  5. ^ Developers)905-785-9906, Gouda Inc. (Web. "Famous Masons". Retrieved 2017-06-10.{{cite web}}: CS1 maint: numeric names: authors list (link)
  6. ^ "Famous Masons". Retrieved 2017-06-10.
  7. ^ "Bro Alexander Roberts Dunn, VC – Grand Masonic Lodge of Alberta". Retrieved 2017-06-10.
  8. ^ "Elgin Lodge No. 7 A. F. & A. M." The Gazette. Montreal, Quebec. January 6, 1948. p. 15. 
  9. ^ "Dowell, Hanson T. (The Honourable, QC) — 94". The Chronicle Herald. Halifax, Nova Scotia. September 25, 2000. p. 37. Archived from the original on October 4, 2021. Retrieved October 4, 2021.
  10. ^ "Court, hockey officials, MPP pay tribute to G. S. Dudley". Midland Free Press. Midland, Ontario. May 11, 1960. p. 7.
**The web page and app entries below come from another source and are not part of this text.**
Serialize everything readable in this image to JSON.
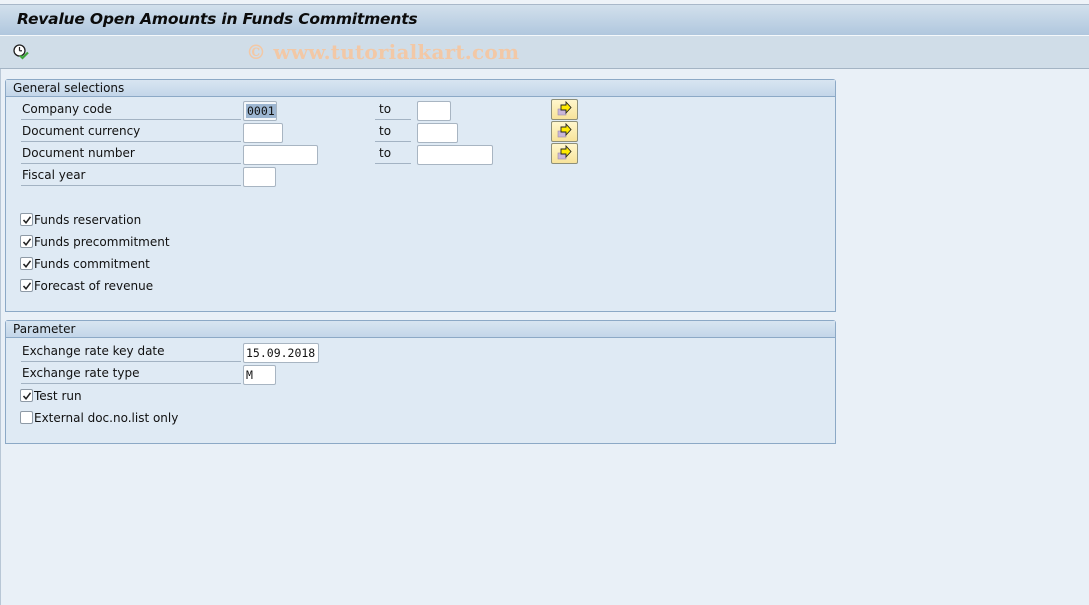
{
  "window": {
    "title": "Revalue Open Amounts in Funds Commitments"
  },
  "toolbar": {
    "execute_icon": "execute-clock-check-icon",
    "watermark": "© www.tutorialkart.com"
  },
  "general_selections": {
    "title": "General selections",
    "rows": [
      {
        "label": "Company code",
        "from_value": "0001",
        "to_label": "to",
        "to_value": "",
        "multi_icon": "multiple-selection-arrow-icon"
      },
      {
        "label": "Document currency",
        "from_value": "",
        "to_label": "to",
        "to_value": "",
        "multi_icon": "multiple-selection-arrow-icon"
      },
      {
        "label": "Document number",
        "from_value": "",
        "to_label": "to",
        "to_value": "",
        "multi_icon": "multiple-selection-arrow-icon"
      },
      {
        "label": "Fiscal year",
        "from_value": ""
      }
    ],
    "checkboxes": [
      {
        "label": "Funds reservation",
        "checked": true
      },
      {
        "label": "Funds precommitment",
        "checked": true
      },
      {
        "label": "Funds commitment",
        "checked": true
      },
      {
        "label": "Forecast of revenue",
        "checked": true
      }
    ]
  },
  "parameter": {
    "title": "Parameter",
    "fields": [
      {
        "label": "Exchange rate key date",
        "value": "15.09.2018"
      },
      {
        "label": "Exchange rate type",
        "value": "M"
      }
    ],
    "checkboxes": [
      {
        "label": "Test run",
        "checked": true
      },
      {
        "label": "External doc.no.list only",
        "checked": false
      }
    ]
  }
}
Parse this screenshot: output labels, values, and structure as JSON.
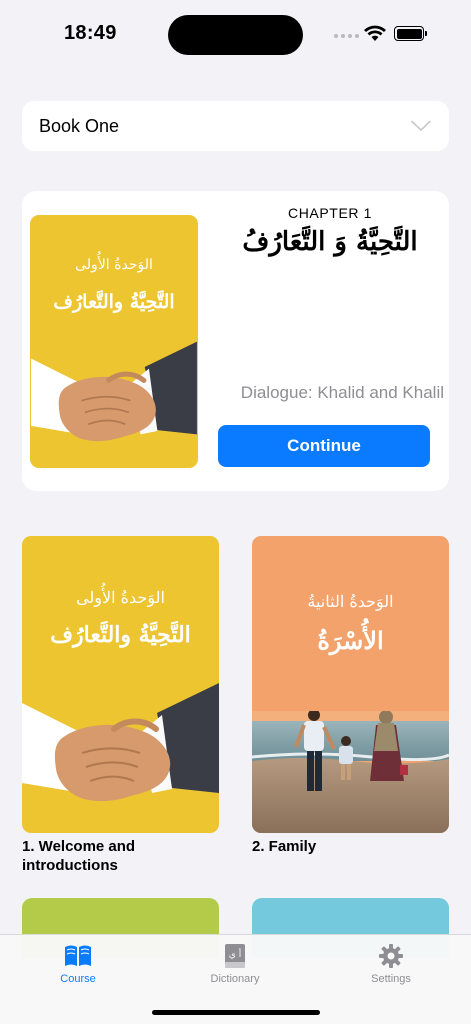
{
  "status_bar": {
    "time": "18:49"
  },
  "book_selector": {
    "label": "Book One",
    "icon": "chevron-down-icon"
  },
  "current_chapter": {
    "chapter_label": "CHAPTER 1",
    "title_arabic": "التَّحِيَّةُ وَ التَّعَارُفُ",
    "subtitle": "Dialogue: Khalid and Khalil",
    "button_label": "Continue",
    "cover": {
      "unit_label": "الوَحدةُ الأُولى",
      "title": "التَّحِيَّةُ والتَّعارُف",
      "image": "handshake",
      "color": "#ecc531"
    }
  },
  "units": [
    {
      "label": "1. Welcome and introductions",
      "cover": {
        "unit_label": "الوَحدةُ الأُولى",
        "title": "التَّحِيَّةُ والتَّعارُف",
        "image": "handshake",
        "color": "#ecc531"
      }
    },
    {
      "label": "2. Family",
      "cover": {
        "unit_label": "الوَحدةُ الثانيةُ",
        "title": "الأُسْرَةُ",
        "image": "family-on-beach",
        "color": "#f3a26b"
      }
    }
  ],
  "unit_peek_colors": [
    "#b4cb49",
    "#74c9dd"
  ],
  "tab_bar": {
    "accent": "#0a7bff",
    "inactive": "#8e8e93",
    "tabs": [
      {
        "label": "Course",
        "icon": "book-icon",
        "active": true
      },
      {
        "label": "Dictionary",
        "icon": "dictionary-icon",
        "active": false
      },
      {
        "label": "Settings",
        "icon": "gear-icon",
        "active": false
      }
    ]
  }
}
  11. ^ Cheryl MacDonald, ed. (1992). Grand Heritage. Dunnville, Ontario: Dunnville District Heritage Association. p. 315. ISBN 1-55056-084-0.
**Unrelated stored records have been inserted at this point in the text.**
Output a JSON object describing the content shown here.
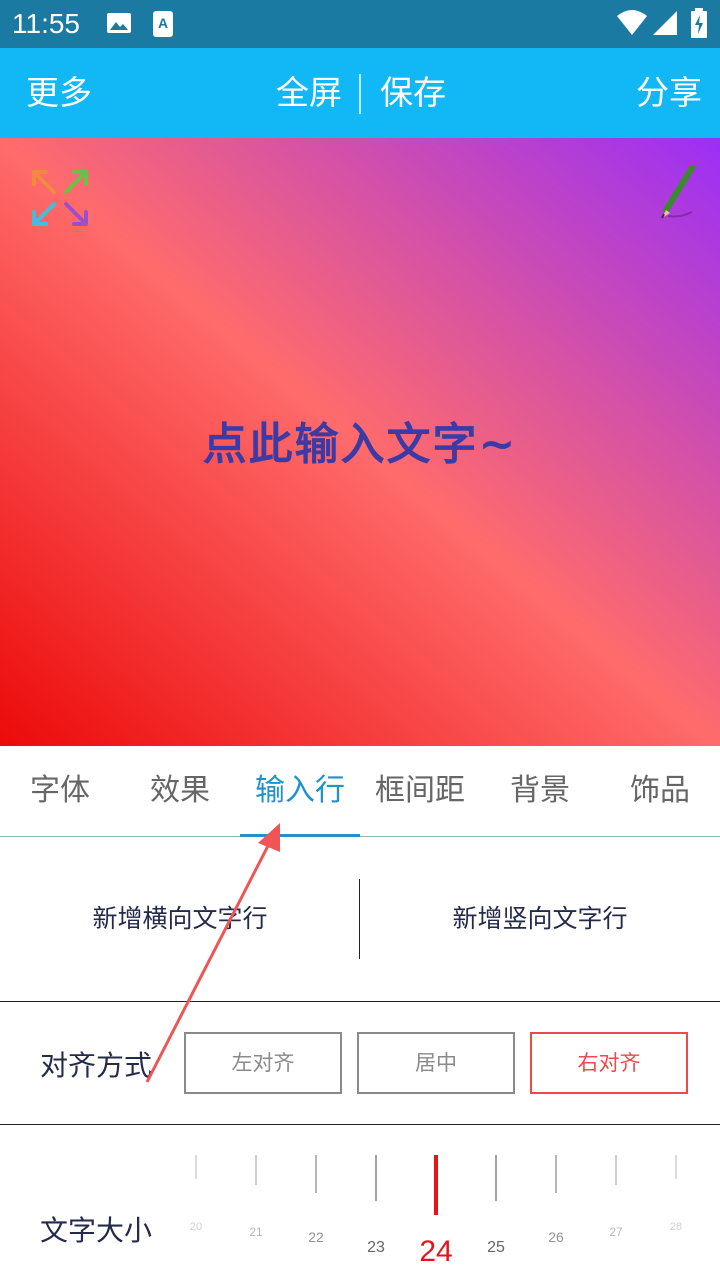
{
  "status_bar": {
    "time": "11:55",
    "icons": [
      "image-icon",
      "a-notification-icon",
      "wifi-icon",
      "signal-icon",
      "battery-charging-icon"
    ]
  },
  "toolbar": {
    "more": "更多",
    "fullscreen": "全屏",
    "save": "保存",
    "share": "分享"
  },
  "canvas": {
    "placeholder": "点此输入文字~",
    "gradient": [
      "#ec0a0a",
      "#ff6b6b",
      "#9b2ff7"
    ],
    "icons": [
      "expand-arrows-icon",
      "pencil-icon"
    ]
  },
  "tabs": [
    {
      "label": "字体",
      "active": false
    },
    {
      "label": "效果",
      "active": false
    },
    {
      "label": "输入行",
      "active": true
    },
    {
      "label": "框间距",
      "active": false
    },
    {
      "label": "背景",
      "active": false
    },
    {
      "label": "饰品",
      "active": false
    }
  ],
  "add_lines": {
    "horizontal": "新增横向文字行",
    "vertical": "新增竖向文字行"
  },
  "alignment": {
    "label": "对齐方式",
    "left": "左对齐",
    "center": "居中",
    "right": "右对齐",
    "selected": "右对齐"
  },
  "font_size": {
    "label": "文字大小",
    "ticks": [
      "20",
      "21",
      "22",
      "23",
      "24",
      "25",
      "26",
      "27",
      "28"
    ],
    "selected": "24"
  },
  "colors": {
    "toolbar": "#12b8f5",
    "status_bar": "#1a7aa1",
    "accent_blue": "#1e93c9",
    "accent_red": "#ef4a4a",
    "annotation_arrow": "#f05555"
  }
}
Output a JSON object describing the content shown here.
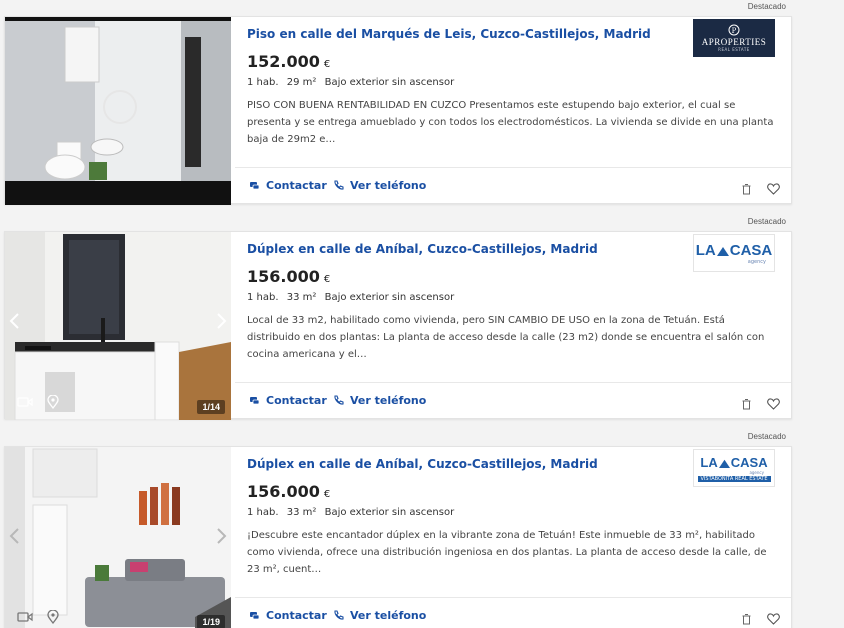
{
  "listings": [
    {
      "badge": "Destacado",
      "title": "Piso en calle del Marqués de Leis, Cuzco-Castillejos, Madrid",
      "price": "152.000",
      "currency": "€",
      "rooms": "1 hab.",
      "area": "29 m²",
      "floor": "Bajo exterior sin ascensor",
      "description": "PISO CON BUENA RENTABILIDAD EN CUZCO Presentamos este estupendo bajo exterior, el cual se presenta y se entrega amueblado y con todos los electrodomésticos. La vivienda se divide en una planta baja de 29m2 e…",
      "contact_label": "Contactar",
      "phone_label": "Ver teléfono",
      "agency": {
        "name": "APROPERTIES",
        "subtitle": "REAL ESTATE",
        "logo_bg": "#1b2a44"
      }
    },
    {
      "badge": "Destacado",
      "title": "Dúplex en calle de Aníbal, Cuzco-Castillejos, Madrid",
      "price": "156.000",
      "currency": "€",
      "rooms": "1 hab.",
      "area": "33 m²",
      "floor": "Bajo exterior sin ascensor",
      "description": "Local de 33 m2, habilitado como vivienda, pero SIN CAMBIO DE USO en la zona de Tetuán. Está distribuido en dos plantas: La planta de acceso desde la calle (23 m2) donde se encuentra el salón con cocina americana y el…",
      "contact_label": "Contactar",
      "phone_label": "Ver teléfono",
      "photo_counter": "1/14",
      "agency": {
        "name_a": "LA",
        "name_b": "CASA",
        "subtitle": "agency",
        "color": "#1f5fa8"
      }
    },
    {
      "badge": "Destacado",
      "title": "Dúplex en calle de Aníbal, Cuzco-Castillejos, Madrid",
      "price": "156.000",
      "currency": "€",
      "rooms": "1 hab.",
      "area": "33 m²",
      "floor": "Bajo exterior sin ascensor",
      "description": "¡Descubre este encantador dúplex en la vibrante zona de Tetuán! Este inmueble de 33 m², habilitado como vivienda, ofrece una distribución ingeniosa en dos plantas. La planta de acceso desde la calle, de 23 m², cuent…",
      "contact_label": "Contactar",
      "phone_label": "Ver teléfono",
      "photo_counter": "1/19",
      "agency": {
        "name_a": "LA",
        "name_b": "CASA",
        "subtitle": "agency",
        "tagline": "VISTABONITA REAL ESTATE",
        "color": "#1f5fa8"
      }
    }
  ],
  "colors": {
    "link": "#1a4fa3",
    "text": "#333333",
    "background": "#f3f3f3"
  }
}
  12. ^ "Install New Officers at Kemptville Lodge". Ottawa Citizen. Ottawa, Ontario. December 30, 1933. p. 21. 
  13. ^ "CAHA Official Doug Grimston Passes at 55". Lethbridge Herald. Lethbridge, Alberta. September 15, 1955. p. 7. ; "Hockey Official Dies in Hospital". Medicine Hat News. Medicine Hat, Alberta. September 15, 1955. p. 4. 
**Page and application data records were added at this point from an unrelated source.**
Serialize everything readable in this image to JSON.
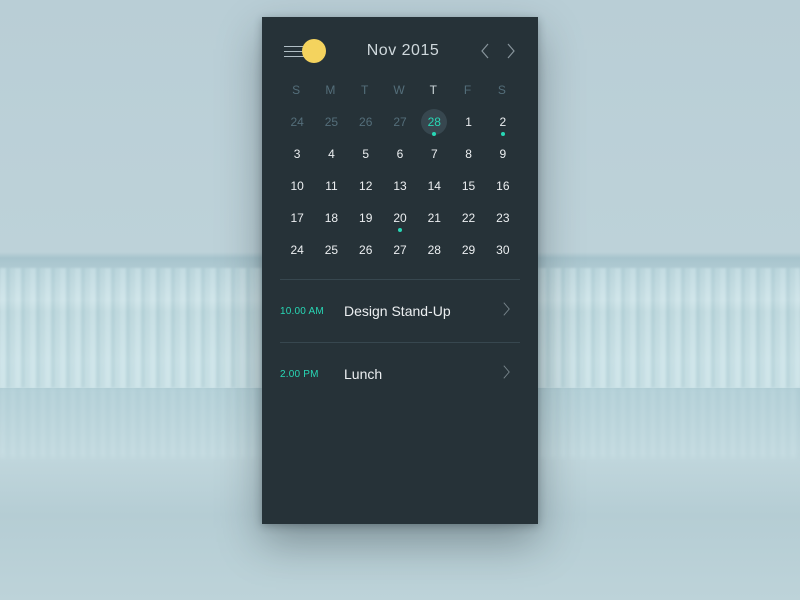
{
  "header": {
    "month_label": "Nov 2015"
  },
  "weekdays": [
    "S",
    "M",
    "T",
    "W",
    "T",
    "F",
    "S"
  ],
  "today_weekday_index": 4,
  "colors": {
    "accent": "#28d7b5",
    "sun": "#f4d35e",
    "card_bg": "#263238"
  },
  "selected_day": 28,
  "rows": [
    [
      {
        "n": 24,
        "faded": true
      },
      {
        "n": 25,
        "faded": true
      },
      {
        "n": 26,
        "faded": true
      },
      {
        "n": 27,
        "faded": true
      },
      {
        "n": 28,
        "selected": true,
        "dot": true
      },
      {
        "n": 1
      },
      {
        "n": 2,
        "dot": true
      }
    ],
    [
      {
        "n": 3
      },
      {
        "n": 4
      },
      {
        "n": 5
      },
      {
        "n": 6
      },
      {
        "n": 7
      },
      {
        "n": 8
      },
      {
        "n": 9
      }
    ],
    [
      {
        "n": 10
      },
      {
        "n": 11
      },
      {
        "n": 12
      },
      {
        "n": 13
      },
      {
        "n": 14
      },
      {
        "n": 15
      },
      {
        "n": 16
      }
    ],
    [
      {
        "n": 17
      },
      {
        "n": 18
      },
      {
        "n": 19
      },
      {
        "n": 20,
        "dot": true
      },
      {
        "n": 21
      },
      {
        "n": 22
      },
      {
        "n": 23
      }
    ],
    [
      {
        "n": 24
      },
      {
        "n": 25
      },
      {
        "n": 26
      },
      {
        "n": 27
      },
      {
        "n": 28
      },
      {
        "n": 29
      },
      {
        "n": 30
      }
    ]
  ],
  "events": [
    {
      "time": "10.00 AM",
      "label": "Design Stand-Up"
    },
    {
      "time": "2.00 PM",
      "label": "Lunch"
    }
  ]
}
  14. ^ "Today in Masonic History – Miles Gilbert "Tim" Horton is Born". Retrieved 2017-06-10.
  15. ^ "Potter, Arthur (Art)". Edmonton Journal. Edmonton, Alberta. January 21, 1998. p. 16. 
  16. ^ "Deaths: Sargent". The Chronicle-Journal. Thunder Bay, Ontario. September 29, 1988. p. 31.
  17. ^ "Dentist Dies Suddenly At Home". Winnipeg Tribune. Winnipeg, Manitoba. April 13, 1945. p. 43. 
  18. ^ "Today in Masonic History – Derwyn Trevor Owen is Born". Retrieved 2017-06-10.
  19. ^ "Today in Masonic History – Clarendon Lamb Worrell is Born". Retrieved 2017-06-10.
  20. ^ a b c d e f g h i j "Masonic Membership Stats". Retrieved 2018-10-24.
  21. ^ a b "Brief History". Prince Hall Ontario. Retrieved 2013-05-22.
  22. ^ "Craft Lodges". Prince Hall Ontario. Retrieved 2013-05-01.
  23. ^ a b c d Reference:GLs Information
  24. ^ "Loges symboliques – Craft Lodges". GLQ. Retrieved 2013-05-14.
  25. ^ "PEI Constituent Lodges". GLPEI. Archived from the original on 2013-09-19. Retrieved 2013-05-15.
  26. ^ "Grand Lodge of Saskatchewan". GLS. Retrieved 2013-05-15.
  27. ^ "Membership Statistics (as of 2019)". GLBC and YT. Retrieved 2019-07-16.
  28. ^ "Lodges – Grand Lodge of Alberta". Grand Lodge of Alberta. Retrieved 2018-10-24.
  29. ^ "Le Droit Humain au Canada". Loge Delta. Archived from the original on 2017-10-17. Retrieved 2017-10-20.
  30. ^ "Lodges". GOdQ. Retrieved 2023-04-27.
  31. ^ "Lodges Reaa". GLNC. Archived from the original on 2014-02-01. Retrieved 2013-05-01.
  32. ^ "Logias Jurisdiccionadas". GLLEdC. Retrieved 2013-05-01.
  33. ^ District Grand Lodge of Newfoundland and Labrador